Mary Wickison from Brazil on July 10, 2019:

This was not what I was expecting! I thought it was sauces like Bearnaise or Hollandaise. All of these could really add the WOW factor to a meal.

My husband loves garlic so I'll let him know about toum (never heard of it before).

Linda Lum (author) from Washington State, USA on July 09, 2019:

Hi Shauna, I had not heard of toum either; I think you would have to go to a Lebanese restaurant to find it. Other sauces like tzatziki are more mainstream (they sell gyros at the State Fair and I can think of 3 gyro shops in the Tacoma area without using Google).

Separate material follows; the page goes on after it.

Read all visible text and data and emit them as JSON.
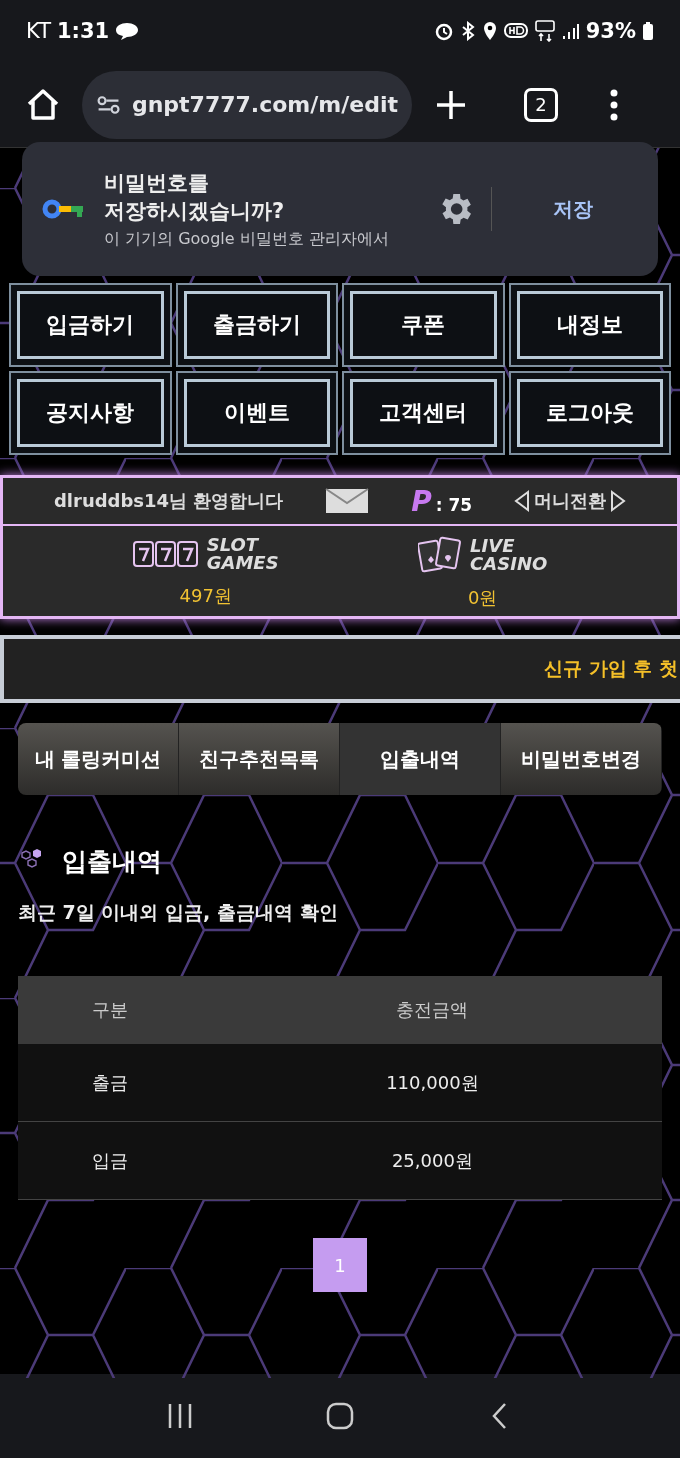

Shauna L Bowling from Central Florida on July 09, 2019:

Linda, I've not heard of many of these sauces. However, I love Tzatziki sauce. It's so refreshing! Actually, anything with fresh dill is a pleasure to my palate. It's also a wonderful cleansing bite between items on the plate.

Toum sounds like something I'd enjoy. Why have I never heard of it?

Linda Lum (author) from Washington State, USA on July 09, 2019:

Bill, I don't know how you've lasted this long without these sauces in your diet. But, it's not too late. Start now and you'll live to be 100. I apologize for being so tardy in getting the word to you.

Linda Lum (author) from Washington State, USA on July 09, 2019:

Good morning Eric. I love cilantro and I don't think you can have too much. Oregano, on the other hand, can quickly overwhelm a dish (and your taste buds). Enjoy.

Linda Lum (author) from Washington State, USA on July 09, 2019:

Pamela, thank you for taking the time to comment. Like you, I'm not a hot and spicy gal, but the tzatziki I had in Santa Monica was perfect. I hope you have a wonderful rest-of-the-week.

Bill Holland from Olympia, WA on July 09, 2019:

Why I need them? I've never even heard of them!!! You mean I've made it seventy years without something I needed? Why didn't you tell me sooner, Linda? lol

Have a superb Tuesday!

Eric Dierker from Spring Valley, CA. U.S.A. on July 09, 2019:

tzatziki it is for me today. I noticed I am out of dill. (I pick wild dill so it is just not the season)

My mom made a great Tzatziki so another excuse to call my sister for the recipe. Lately I have just associated this with Thai food.

So I will also shop ahead for Chermoula. I just love homemade sauces.I think I may experiment with cilantro and oregano with these -- not much, just a hint

Pamela Oglesby from Sunny Florida on July 09, 2019:

This is a nice variety of unique sauces. I don't tolerate anything too spicy as I get heartburn easily. I would like the first two sauces the best I think. I would have to cut back on some of the spices in other sauces, which I routinely do anyway. Have a good week Linda.

Linda Lum (author) from Washington State, USA on July 08, 2019:

Be careful Eric. You could damage your keyboard.

Eric Dierker from Spring Valley, CA. U.S.A. on July 08, 2019:

I will be back, at the moment I am drooling too much.